All the elements of this garden are balanced to create a feeling of serenity. It’s a meditative place filled with symbolism. Each tree, each shrub, each stone has been carefully placed to create a harmonious whole. The pathways lead to a pond with a series of waterfalls and streams, where you can admire Koi carp swimming in the shallow water.
Under the foliage of tall trees, shade and semi-shade plants carpet the Shade Garden, whose winding paths invite visitors to linger in this quiet oasis. It offers a chance to discover an amazing variety of plants adapted to these lighting conditions – over 2,500 species and cultivars are represented here.
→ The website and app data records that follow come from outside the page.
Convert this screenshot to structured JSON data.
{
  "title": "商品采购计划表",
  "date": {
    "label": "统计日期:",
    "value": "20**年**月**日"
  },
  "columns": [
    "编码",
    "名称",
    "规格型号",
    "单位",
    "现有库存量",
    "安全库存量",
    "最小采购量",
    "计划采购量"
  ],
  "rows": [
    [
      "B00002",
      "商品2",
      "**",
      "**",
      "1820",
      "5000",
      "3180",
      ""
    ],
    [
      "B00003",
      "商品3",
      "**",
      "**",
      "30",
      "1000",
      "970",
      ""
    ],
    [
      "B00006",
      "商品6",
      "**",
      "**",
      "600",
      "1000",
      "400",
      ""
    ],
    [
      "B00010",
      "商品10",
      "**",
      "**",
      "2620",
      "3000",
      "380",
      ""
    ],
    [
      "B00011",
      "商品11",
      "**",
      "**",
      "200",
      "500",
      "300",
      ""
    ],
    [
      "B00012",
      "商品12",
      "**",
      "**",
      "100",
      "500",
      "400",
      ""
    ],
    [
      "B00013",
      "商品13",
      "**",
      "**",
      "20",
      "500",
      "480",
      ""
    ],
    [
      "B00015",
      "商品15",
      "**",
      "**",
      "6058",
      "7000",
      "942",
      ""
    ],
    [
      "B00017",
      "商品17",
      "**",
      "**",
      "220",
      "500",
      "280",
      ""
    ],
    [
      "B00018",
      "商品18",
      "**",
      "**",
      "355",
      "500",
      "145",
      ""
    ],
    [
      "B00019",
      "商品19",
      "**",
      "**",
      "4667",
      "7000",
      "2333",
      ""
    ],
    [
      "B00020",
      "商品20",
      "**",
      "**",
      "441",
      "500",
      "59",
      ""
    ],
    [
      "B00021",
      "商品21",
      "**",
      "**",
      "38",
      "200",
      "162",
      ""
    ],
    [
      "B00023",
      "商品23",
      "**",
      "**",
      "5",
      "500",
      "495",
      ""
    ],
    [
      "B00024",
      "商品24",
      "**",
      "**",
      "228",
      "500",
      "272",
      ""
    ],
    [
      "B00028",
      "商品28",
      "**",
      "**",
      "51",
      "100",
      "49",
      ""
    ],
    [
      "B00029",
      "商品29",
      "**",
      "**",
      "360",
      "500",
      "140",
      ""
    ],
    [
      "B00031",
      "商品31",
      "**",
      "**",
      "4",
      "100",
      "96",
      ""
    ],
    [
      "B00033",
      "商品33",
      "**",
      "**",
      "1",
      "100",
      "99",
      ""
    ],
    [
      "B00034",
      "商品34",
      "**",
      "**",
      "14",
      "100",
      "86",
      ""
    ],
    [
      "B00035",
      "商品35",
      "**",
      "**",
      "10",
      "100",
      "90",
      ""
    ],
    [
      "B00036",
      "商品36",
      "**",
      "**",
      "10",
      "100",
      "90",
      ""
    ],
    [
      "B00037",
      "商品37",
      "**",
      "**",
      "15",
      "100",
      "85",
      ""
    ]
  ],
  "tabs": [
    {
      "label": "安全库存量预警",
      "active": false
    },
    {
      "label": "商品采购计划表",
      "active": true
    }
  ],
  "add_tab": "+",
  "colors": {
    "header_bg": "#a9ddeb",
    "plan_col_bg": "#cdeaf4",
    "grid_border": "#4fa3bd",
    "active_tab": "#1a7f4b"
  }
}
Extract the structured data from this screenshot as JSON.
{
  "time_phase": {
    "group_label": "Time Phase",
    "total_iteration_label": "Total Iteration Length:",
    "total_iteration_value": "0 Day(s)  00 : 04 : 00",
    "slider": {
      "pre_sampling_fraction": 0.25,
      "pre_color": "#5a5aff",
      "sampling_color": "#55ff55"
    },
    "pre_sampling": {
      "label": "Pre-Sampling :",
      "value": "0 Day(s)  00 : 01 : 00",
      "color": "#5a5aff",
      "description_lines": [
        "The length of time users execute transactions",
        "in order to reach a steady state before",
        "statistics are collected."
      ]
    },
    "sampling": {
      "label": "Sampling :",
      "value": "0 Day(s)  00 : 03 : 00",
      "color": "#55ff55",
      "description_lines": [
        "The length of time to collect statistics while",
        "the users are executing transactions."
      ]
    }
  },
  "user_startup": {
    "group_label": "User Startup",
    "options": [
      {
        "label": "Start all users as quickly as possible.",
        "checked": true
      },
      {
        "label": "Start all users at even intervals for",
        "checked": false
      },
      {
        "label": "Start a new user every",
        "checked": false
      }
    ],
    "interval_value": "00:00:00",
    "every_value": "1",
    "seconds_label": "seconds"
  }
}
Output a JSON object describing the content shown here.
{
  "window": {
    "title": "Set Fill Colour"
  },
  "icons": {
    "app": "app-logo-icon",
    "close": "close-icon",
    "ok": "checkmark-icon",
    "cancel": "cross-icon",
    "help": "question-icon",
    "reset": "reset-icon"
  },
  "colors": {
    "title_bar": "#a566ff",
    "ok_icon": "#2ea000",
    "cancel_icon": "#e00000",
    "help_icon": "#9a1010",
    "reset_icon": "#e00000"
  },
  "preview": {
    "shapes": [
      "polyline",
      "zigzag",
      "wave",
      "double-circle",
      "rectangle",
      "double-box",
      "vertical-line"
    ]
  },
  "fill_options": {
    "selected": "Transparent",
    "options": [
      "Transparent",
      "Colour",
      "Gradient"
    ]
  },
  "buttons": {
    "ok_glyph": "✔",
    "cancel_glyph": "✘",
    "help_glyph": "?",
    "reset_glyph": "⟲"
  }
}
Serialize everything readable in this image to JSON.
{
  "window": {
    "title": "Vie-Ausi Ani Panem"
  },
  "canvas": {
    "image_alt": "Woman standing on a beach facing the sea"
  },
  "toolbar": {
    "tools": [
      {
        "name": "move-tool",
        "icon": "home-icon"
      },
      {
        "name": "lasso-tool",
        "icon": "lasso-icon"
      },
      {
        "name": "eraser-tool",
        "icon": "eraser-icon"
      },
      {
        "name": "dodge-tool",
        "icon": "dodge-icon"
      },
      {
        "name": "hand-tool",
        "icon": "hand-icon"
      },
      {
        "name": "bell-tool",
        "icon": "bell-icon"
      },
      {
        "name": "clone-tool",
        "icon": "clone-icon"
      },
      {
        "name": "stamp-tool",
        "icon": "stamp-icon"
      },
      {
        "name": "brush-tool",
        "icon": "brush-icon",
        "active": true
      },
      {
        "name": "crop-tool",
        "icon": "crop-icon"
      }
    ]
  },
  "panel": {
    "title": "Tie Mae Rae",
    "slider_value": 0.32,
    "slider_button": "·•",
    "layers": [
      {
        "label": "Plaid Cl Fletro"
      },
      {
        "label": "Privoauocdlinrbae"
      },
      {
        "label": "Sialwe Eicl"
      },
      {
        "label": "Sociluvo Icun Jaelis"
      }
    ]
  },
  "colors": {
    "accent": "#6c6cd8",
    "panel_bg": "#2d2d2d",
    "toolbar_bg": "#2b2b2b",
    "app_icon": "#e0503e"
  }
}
A succession of superb spring and summer blooms draws visitors to the Flowery Brook, situated next to the collection of lilacs. This garden, with its flowerbeds laid out in typical English style, unconstrained by symmetry or straight lines, contains some 600 species and cultivars of irises, including blue flag (Iris versicolor) – Quebec’s floral emblem – and close to 200 species and cultivars of peonies, 300 of daylilies and 100 of lilies.
Created in 1976, to mark the Olympic Games, the Montréal Botanical Garden’s Rose Garden is one of the largest in North America. It covers more than six hectares and features close to 10,000 rose bushes, representing more than 900 species and cultivars, laid out in about a hundred different beds.
Over half the total area of the Montréal Botanical Garden is devoted to the Arboretum and its impressive collections. A vast woodland in the heart of the city, the Arboretum has about 7,000 specimens of trees and shrubs divided into 50 collections. There are also various species native to Québec and many cultivars imported from all over the world.
First Nations garden
Created in honour of the First Nations people, this garden gives visitors the chance to rediscover the culture of America’s first inhabitants, and showcases their wisdom and traditions. It highlights not only Native knowledge, but also First Nations activities related to the plant world, from gathering food and medicinal plants to using wood and trees to make things and build and transport their homes, and growing plants, mainly corn, squash and beans.